### Task directions
What is needed is an exact copy of every entry, without the pictures.

---

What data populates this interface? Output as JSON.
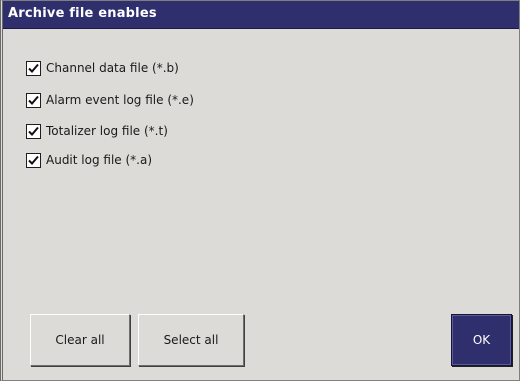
{
  "dialog": {
    "title": "Archive file enables"
  },
  "options": [
    {
      "label": "Channel data file (*.b)",
      "checked": true
    },
    {
      "label": "Alarm event log file (*.e)",
      "checked": true
    },
    {
      "label": "Totalizer log file (*.t)",
      "checked": true
    },
    {
      "label": "Audit log file (*.a)",
      "checked": true
    }
  ],
  "buttons": {
    "clear_all": "Clear all",
    "select_all": "Select all",
    "ok": "OK"
  },
  "colors": {
    "title_bar": "#2f2f6e",
    "dialog_background": "#dcdbd7",
    "ok_button": "#2f2f6e"
  },
  "icons": {
    "checkbox": "checkmark-icon"
  }
}
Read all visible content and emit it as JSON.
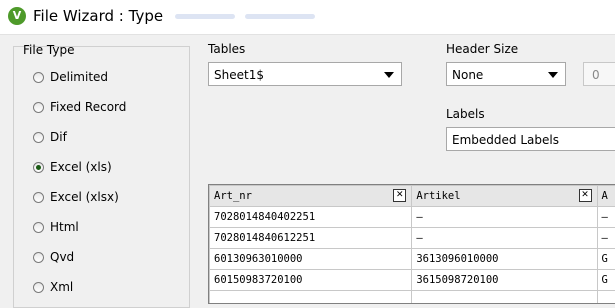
{
  "window": {
    "title": "File Wizard : Type",
    "icon": "qlikview-v-icon",
    "icon_letter": "V"
  },
  "file_type": {
    "label": "File Type",
    "options": [
      "Delimited",
      "Fixed Record",
      "Dif",
      "Excel (xls)",
      "Excel (xlsx)",
      "Html",
      "Qvd",
      "Xml"
    ],
    "selected": "Excel (xls)"
  },
  "tables": {
    "label": "Tables",
    "value": "Sheet1$"
  },
  "header_size": {
    "label": "Header Size",
    "value": "None",
    "number": "0"
  },
  "labels": {
    "label": "Labels",
    "value": "Embedded Labels"
  },
  "preview": {
    "columns": [
      "Art_nr",
      "Artikel",
      "A"
    ],
    "rows": [
      [
        "7028014840402251",
        "–",
        "–"
      ],
      [
        "7028014840612251",
        "–",
        "–"
      ],
      [
        "60130963010000",
        "3613096010000",
        "G"
      ],
      [
        "60150983720100",
        "3615098720100",
        "G"
      ],
      [
        "",
        "",
        ""
      ]
    ]
  },
  "colors": {
    "highlight": "#f7f700",
    "radio_selected": "#1a5a14"
  }
}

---

### Answer for this exercise
What data populates this interface? Output as JSON.
{
  "dialog": {
    "title": "Archive file enables"
  },
  "options": [
    {
      "label": "Channel data file (*.b)",
      "checked": true
    },
    {
      "label": "Alarm event log file (*.e)",
      "checked": true
    },
    {
      "label": "Totalizer log file (*.t)",
      "checked": true
    },
    {
      "label": "Audit log file (*.a)",
      "checked": true
    }
  ],
  "buttons": {
    "clear_all": "Clear all",
    "select_all": "Select all",
    "ok": "OK"
  },
  "colors": {
    "title_bar": "#2f2f6e",
    "dialog_background": "#dcdbd7",
    "ok_button": "#2f2f6e"
  },
  "icons": {
    "checkbox": "checkmark-icon"
  }
}
Read all visible content and emit it as JSON.
{
  "window": {
    "title": "File Wizard : Type",
    "icon": "qlikview-v-icon",
    "icon_letter": "V"
  },
  "file_type": {
    "label": "File Type",
    "options": [
      "Delimited",
      "Fixed Record",
      "Dif",
      "Excel (xls)",
      "Excel (xlsx)",
      "Html",
      "Qvd",
      "Xml"
    ],
    "selected": "Excel (xls)"
  },
  "tables": {
    "label": "Tables",
    "value": "Sheet1$"
  },
  "header_size": {
    "label": "Header Size",
    "value": "None",
    "number": "0"
  },
  "labels": {
    "label": "Labels",
    "value": "Embedded Labels"
  },
  "preview": {
    "columns": [
      "Art_nr",
      "Artikel",
      "A"
    ],
    "rows": [
      [
        "7028014840402251",
        "–",
        "–"
      ],
      [
        "7028014840612251",
        "–",
        "–"
      ],
      [
        "60130963010000",
        "3613096010000",
        "G"
      ],
      [
        "60150983720100",
        "3615098720100",
        "G"
      ],
      [
        "",
        "",
        ""
      ]
    ]
  },
  "colors": {
    "highlight": "#f7f700",
    "radio_selected": "#1a5a14"
  }
}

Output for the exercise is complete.